Right on top of the quilted bedspread, I repented and asked for God to remake me. But how does God remodel our lives?

He usually starts with truth from his Word. When I let that truth seep into my heart, the remodel process began. Like a sledgehammer, it knocked down a structure of lies I had let the enemy construct.

God had to do more demolition work in my heart, but the work He started in that shabby room, he would complete. Not only that, he would lead me to healing through meditating on his Word.

Like balm on cracked lips, his Word infuses healing into our lives. “He sent out his word and healed them, and delivered them from their destruction” (Psalm 107:20 ESV).

I didn’t see a way out and I couldn’t envision hope, but he came and whispered truth to me.

That’s why I can confidently tell you God can lift you out of your pit, whatever your situation. It doesn’t matter if you dug the pit yourself. God can and will rescue you if you’ll let him.

Whether you war against anxiety, depression or another form of lies, Jesus is the door to peace.
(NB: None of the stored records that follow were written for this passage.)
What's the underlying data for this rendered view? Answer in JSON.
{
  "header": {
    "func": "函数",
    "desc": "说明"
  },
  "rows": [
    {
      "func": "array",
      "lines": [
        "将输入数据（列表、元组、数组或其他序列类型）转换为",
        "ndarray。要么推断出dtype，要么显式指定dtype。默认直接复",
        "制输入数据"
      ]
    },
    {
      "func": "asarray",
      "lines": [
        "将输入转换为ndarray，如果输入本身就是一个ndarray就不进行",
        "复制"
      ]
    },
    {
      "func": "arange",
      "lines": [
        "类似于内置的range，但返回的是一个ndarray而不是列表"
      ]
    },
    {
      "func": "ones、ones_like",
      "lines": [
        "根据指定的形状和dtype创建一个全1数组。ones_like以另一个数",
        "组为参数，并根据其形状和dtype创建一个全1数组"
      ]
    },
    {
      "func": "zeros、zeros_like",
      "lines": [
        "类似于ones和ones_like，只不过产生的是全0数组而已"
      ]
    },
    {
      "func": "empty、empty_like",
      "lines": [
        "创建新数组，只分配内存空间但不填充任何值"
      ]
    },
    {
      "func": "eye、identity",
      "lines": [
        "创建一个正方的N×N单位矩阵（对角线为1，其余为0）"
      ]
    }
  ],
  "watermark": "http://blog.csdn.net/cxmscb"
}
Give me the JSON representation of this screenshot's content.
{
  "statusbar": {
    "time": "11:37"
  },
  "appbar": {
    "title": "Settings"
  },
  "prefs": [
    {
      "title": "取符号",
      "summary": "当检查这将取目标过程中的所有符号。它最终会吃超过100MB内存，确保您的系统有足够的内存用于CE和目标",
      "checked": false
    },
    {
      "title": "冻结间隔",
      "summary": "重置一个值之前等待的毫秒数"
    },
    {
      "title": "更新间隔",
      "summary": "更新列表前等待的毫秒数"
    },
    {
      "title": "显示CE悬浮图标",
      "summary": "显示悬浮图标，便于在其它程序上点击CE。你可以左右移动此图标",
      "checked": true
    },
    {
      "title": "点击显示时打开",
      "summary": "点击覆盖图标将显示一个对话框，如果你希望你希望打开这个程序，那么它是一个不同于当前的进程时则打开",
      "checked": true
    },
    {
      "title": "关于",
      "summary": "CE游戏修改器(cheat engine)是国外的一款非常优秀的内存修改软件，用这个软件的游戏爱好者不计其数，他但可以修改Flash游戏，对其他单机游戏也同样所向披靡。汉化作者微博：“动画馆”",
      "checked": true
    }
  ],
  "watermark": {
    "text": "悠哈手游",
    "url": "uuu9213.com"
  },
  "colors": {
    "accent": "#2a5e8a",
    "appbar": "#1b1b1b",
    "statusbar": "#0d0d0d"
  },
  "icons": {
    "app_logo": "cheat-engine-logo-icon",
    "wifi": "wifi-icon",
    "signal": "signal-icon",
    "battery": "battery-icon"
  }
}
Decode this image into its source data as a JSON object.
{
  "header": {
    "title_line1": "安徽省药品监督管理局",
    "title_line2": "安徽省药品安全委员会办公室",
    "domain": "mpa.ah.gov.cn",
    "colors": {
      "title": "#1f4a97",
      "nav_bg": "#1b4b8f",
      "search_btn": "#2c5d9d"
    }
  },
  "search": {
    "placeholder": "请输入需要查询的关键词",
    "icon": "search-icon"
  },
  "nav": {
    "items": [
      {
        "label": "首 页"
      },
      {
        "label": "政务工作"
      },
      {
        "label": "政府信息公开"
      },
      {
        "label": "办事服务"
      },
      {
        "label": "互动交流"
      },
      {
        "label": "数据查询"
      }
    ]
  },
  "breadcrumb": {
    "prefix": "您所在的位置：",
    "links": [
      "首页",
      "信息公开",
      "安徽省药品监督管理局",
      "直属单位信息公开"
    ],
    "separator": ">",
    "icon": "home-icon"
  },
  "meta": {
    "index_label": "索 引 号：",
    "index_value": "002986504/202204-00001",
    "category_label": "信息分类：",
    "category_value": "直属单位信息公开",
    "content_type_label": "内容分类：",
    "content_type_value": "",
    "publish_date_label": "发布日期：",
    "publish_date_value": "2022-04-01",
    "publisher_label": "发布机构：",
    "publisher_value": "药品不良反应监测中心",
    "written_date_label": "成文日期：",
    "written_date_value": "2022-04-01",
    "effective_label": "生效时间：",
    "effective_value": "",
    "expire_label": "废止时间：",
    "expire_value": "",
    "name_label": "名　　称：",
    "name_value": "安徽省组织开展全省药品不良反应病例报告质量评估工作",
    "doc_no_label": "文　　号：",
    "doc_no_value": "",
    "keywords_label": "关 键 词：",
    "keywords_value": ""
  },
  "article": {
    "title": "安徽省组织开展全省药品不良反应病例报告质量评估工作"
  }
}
He is Hope itself.

The reason the Son of God put on flesh and stepped into time, happens to be you and me. The Doctor came to relieve the sick.

If your life is in need of a remodel, don’t settle for anything less than the remaking love of God.